╭─ Exercise materials

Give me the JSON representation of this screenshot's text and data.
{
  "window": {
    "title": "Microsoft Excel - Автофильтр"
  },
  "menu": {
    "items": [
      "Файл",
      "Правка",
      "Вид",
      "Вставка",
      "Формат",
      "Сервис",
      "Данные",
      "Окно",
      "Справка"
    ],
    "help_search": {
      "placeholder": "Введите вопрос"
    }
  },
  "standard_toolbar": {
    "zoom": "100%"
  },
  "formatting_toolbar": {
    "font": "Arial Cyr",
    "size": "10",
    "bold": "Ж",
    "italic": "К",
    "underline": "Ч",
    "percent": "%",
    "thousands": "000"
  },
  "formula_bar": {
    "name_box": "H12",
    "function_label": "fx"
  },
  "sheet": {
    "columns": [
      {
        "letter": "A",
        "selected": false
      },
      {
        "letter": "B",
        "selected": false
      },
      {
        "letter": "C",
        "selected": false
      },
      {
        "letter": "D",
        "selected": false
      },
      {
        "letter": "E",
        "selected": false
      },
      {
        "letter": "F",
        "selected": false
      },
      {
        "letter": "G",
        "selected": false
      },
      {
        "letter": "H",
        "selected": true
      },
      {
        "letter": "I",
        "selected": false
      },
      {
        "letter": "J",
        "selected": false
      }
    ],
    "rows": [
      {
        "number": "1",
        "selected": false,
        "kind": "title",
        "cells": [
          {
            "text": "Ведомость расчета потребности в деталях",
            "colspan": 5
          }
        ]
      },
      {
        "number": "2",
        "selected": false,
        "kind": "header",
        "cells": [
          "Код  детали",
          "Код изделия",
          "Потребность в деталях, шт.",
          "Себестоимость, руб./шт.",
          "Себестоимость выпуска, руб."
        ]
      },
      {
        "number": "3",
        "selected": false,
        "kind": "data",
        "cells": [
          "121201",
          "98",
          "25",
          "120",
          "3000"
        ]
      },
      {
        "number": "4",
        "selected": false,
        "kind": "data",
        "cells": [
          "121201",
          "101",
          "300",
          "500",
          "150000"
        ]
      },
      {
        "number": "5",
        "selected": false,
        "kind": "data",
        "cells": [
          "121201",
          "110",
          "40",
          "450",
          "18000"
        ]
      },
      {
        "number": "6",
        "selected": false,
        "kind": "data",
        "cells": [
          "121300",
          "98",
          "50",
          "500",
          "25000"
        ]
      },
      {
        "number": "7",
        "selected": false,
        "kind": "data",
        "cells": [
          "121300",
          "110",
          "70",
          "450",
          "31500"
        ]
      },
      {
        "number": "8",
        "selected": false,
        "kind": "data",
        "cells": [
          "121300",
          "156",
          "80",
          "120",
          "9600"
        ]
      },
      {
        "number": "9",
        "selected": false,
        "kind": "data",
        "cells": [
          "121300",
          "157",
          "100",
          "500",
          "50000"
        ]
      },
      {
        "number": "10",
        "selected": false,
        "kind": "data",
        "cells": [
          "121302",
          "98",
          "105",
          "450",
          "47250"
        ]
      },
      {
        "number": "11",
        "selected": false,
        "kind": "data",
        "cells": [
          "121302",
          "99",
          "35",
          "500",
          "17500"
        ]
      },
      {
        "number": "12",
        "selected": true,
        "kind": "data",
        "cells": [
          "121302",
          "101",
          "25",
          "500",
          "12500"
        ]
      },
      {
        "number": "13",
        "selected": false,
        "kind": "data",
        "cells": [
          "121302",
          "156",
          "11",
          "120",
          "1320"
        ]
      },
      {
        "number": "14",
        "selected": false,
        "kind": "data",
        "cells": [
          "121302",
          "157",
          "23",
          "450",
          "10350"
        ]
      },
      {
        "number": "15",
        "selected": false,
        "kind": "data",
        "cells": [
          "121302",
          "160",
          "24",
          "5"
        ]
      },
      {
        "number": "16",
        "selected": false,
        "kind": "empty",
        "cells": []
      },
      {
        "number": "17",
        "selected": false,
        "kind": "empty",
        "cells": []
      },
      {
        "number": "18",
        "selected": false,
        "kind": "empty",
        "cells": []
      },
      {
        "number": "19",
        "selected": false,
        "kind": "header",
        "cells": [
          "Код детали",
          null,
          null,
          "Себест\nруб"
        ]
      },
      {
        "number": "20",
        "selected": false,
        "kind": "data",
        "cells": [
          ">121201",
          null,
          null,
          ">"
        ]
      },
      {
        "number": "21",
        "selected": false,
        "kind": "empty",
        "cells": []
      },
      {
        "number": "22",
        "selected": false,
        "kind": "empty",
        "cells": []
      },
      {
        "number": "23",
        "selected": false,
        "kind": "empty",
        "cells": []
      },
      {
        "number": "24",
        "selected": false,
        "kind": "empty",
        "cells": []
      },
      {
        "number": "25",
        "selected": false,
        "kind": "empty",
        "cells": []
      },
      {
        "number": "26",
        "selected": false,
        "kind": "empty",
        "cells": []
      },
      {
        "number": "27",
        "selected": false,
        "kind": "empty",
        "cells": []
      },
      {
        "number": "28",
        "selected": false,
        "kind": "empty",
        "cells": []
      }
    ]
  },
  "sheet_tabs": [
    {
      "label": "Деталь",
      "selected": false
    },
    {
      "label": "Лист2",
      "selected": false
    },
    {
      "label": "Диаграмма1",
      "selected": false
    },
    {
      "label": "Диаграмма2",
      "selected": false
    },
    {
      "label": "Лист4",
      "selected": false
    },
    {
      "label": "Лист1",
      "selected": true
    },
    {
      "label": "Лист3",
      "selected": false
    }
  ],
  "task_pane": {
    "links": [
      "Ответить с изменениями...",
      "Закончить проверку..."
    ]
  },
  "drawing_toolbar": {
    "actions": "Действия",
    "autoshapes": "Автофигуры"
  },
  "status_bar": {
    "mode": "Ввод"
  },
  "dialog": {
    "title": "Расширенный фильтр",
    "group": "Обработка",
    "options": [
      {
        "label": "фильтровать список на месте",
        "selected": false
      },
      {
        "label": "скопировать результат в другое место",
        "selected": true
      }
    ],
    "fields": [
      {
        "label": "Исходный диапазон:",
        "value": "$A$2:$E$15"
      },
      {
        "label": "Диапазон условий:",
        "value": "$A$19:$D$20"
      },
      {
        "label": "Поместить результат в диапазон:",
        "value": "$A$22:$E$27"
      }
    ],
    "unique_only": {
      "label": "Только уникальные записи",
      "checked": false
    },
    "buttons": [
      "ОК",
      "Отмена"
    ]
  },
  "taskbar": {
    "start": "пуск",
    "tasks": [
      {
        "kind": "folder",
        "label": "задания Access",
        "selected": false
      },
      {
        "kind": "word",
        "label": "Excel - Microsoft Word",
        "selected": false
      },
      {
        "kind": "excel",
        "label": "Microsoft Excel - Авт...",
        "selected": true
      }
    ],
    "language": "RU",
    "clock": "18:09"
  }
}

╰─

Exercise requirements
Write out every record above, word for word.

Solution for this task
Give me the JSON representation of this screenshot's text and data.
{
  "window": {
    "title": "Microsoft Excel - Автофильтр"
  },
  "menu": {
    "items": [
      "Файл",
      "Правка",
      "Вид",
      "Вставка",
      "Формат",
      "Сервис",
      "Данные",
      "Окно",
      "Справка"
    ],
    "help_search": {
      "placeholder": "Введите вопрос"
    }
  },
  "standard_toolbar": {
    "zoom": "100%"
  },
  "formatting_toolbar": {
    "font": "Arial Cyr",
    "size": "10",
    "bold": "Ж",
    "italic": "К",
    "underline": "Ч",
    "percent": "%",
    "thousands": "000"
  },
  "formula_bar": {
    "name_box": "H12",
    "function_label": "fx"
  },
  "sheet": {
    "columns": [
      {
        "letter": "A",
        "selected": false
      },
      {
        "letter": "B",
        "selected": false
      },
      {
        "letter": "C",
        "selected": false
      },
      {
        "letter": "D",
        "selected": false
      },
      {
        "letter": "E",
        "selected": false
      },
      {
        "letter": "F",
        "selected": false
      },
      {
        "letter": "G",
        "selected": false
      },
      {
        "letter": "H",
        "selected": true
      },
      {
        "letter": "I",
        "selected": false
      },
      {
        "letter": "J",
        "selected": false
      }
    ],
    "rows": [
      {
        "number": "1",
        "selected": false,
        "kind": "title",
        "cells": [
          {
            "text": "Ведомость расчета потребности в деталях",
            "colspan": 5
          }
        ]
      },
      {
        "number": "2",
        "selected": false,
        "kind": "header",
        "cells": [
          "Код  детали",
          "Код изделия",
          "Потребность в деталях, шт.",
          "Себестоимость, руб./шт.",
          "Себестоимость выпуска, руб."
        ]
      },
      {
        "number": "3",
        "selected": false,
        "kind": "data",
        "cells": [
          "121201",
          "98",
          "25",
          "120",
          "3000"
        ]
      },
      {
        "number": "4",
        "selected": false,
        "kind": "data",
        "cells": [
          "121201",
          "101",
          "300",
          "500",
          "150000"
        ]
      },
      {
        "number": "5",
        "selected": false,
        "kind": "data",
        "cells": [
          "121201",
          "110",
          "40",
          "450",
          "18000"
        ]
      },
      {
        "number": "6",
        "selected": false,
        "kind": "data",
        "cells": [
          "121300",
          "98",
          "50",
          "500",
          "25000"
        ]
      },
      {
        "number": "7",
        "selected": false,
        "kind": "data",
        "cells": [
          "121300",
          "110",
          "70",
          "450",
          "31500"
        ]
      },
      {
        "number": "8",
        "selected": false,
        "kind": "data",
        "cells": [
          "121300",
          "156",
          "80",
          "120",
          "9600"
        ]
      },
      {
        "number": "9",
        "selected": false,
        "kind": "data",
        "cells": [
          "121300",
          "157",
          "100",
          "500",
          "50000"
        ]
      },
      {
        "number": "10",
        "selected": false,
        "kind": "data",
        "cells": [
          "121302",
          "98",
          "105",
          "450",
          "47250"
        ]
      },
      {
        "number": "11",
        "selected": false,
        "kind": "data",
        "cells": [
          "121302",
          "99",
          "35",
          "500",
          "17500"
        ]
      },
      {
        "number": "12",
        "selected": true,
        "kind": "data",
        "cells": [
          "121302",
          "101",
          "25",
          "500",
          "12500"
        ]
      },
      {
        "number": "13",
        "selected": false,
        "kind": "data",
        "cells": [
          "121302",
          "156",
          "11",
          "120",
          "1320"
        ]
      },
      {
        "number": "14",
        "selected": false,
        "kind": "data",
        "cells": [
          "121302",
          "157",
          "23",
          "450",
          "10350"
        ]
      },
      {
        "number": "15",
        "selected": false,
        "kind": "data",
        "cells": [
          "121302",
          "160",
          "24",
          "5"
        ]
      },
      {
        "number": "16",
        "selected": false,
        "kind": "empty",
        "cells": []
      },
      {
        "number": "17",
        "selected": false,
        "kind": "empty",
        "cells": []
      },
      {
        "number": "18",
        "selected": false,
        "kind": "empty",
        "cells": []
      },
      {
        "number": "19",
        "selected": false,
        "kind": "header",
        "cells": [
          "Код детали",
          null,
          null,
          "Себест\nруб"
        ]
      },
      {
        "number": "20",
        "selected": false,
        "kind": "data",
        "cells": [
          ">121201",
          null,
          null,
          ">"
        ]
      },
      {
        "number": "21",
        "selected": false,
        "kind": "empty",
        "cells": []
      },
      {
        "number": "22",
        "selected": false,
        "kind": "empty",
        "cells": []
      },
      {
        "number": "23",
        "selected": false,
        "kind": "empty",
        "cells": []
      },
      {
        "number": "24",
        "selected": false,
        "kind": "empty",
        "cells": []
      },
      {
        "number": "25",
        "selected": false,
        "kind": "empty",
        "cells": []
      },
      {
        "number": "26",
        "selected": false,
        "kind": "empty",
        "cells": []
      },
      {
        "number": "27",
        "selected": false,
        "kind": "empty",
        "cells": []
      },
      {
        "number": "28",
        "selected": false,
        "kind": "empty",
        "cells": []
      }
    ]
  },
  "sheet_tabs": [
    {
      "label": "Деталь",
      "selected": false
    },
    {
      "label": "Лист2",
      "selected": false
    },
    {
      "label": "Диаграмма1",
      "selected": false
    },
    {
      "label": "Диаграмма2",
      "selected": false
    },
    {
      "label": "Лист4",
      "selected": false
    },
    {
      "label": "Лист1",
      "selected": true
    },
    {
      "label": "Лист3",
      "selected": false
    }
  ],
  "task_pane": {
    "links": [
      "Ответить с изменениями...",
      "Закончить проверку..."
    ]
  },
  "drawing_toolbar": {
    "actions": "Действия",
    "autoshapes": "Автофигуры"
  },
  "status_bar": {
    "mode": "Ввод"
  },
  "dialog": {
    "title": "Расширенный фильтр",
    "group": "Обработка",
    "options": [
      {
        "label": "фильтровать список на месте",
        "selected": false
      },
      {
        "label": "скопировать результат в другое место",
        "selected": true
      }
    ],
    "fields": [
      {
        "label": "Исходный диапазон:",
        "value": "$A$2:$E$15"
      },
      {
        "label": "Диапазон условий:",
        "value": "$A$19:$D$20"
      },
      {
        "label": "Поместить результат в диапазон:",
        "value": "$A$22:$E$27"
      }
    ],
    "unique_only": {
      "label": "Только уникальные записи",
      "checked": false
    },
    "buttons": [
      "ОК",
      "Отмена"
    ]
  },
  "taskbar": {
    "start": "пуск",
    "tasks": [
      {
        "kind": "folder",
        "label": "задания Access",
        "selected": false
      },
      {
        "kind": "word",
        "label": "Excel - Microsoft Word",
        "selected": false
      },
      {
        "kind": "excel",
        "label": "Microsoft Excel - Авт...",
        "selected": true
      }
    ],
    "language": "RU",
    "clock": "18:09"
  }
}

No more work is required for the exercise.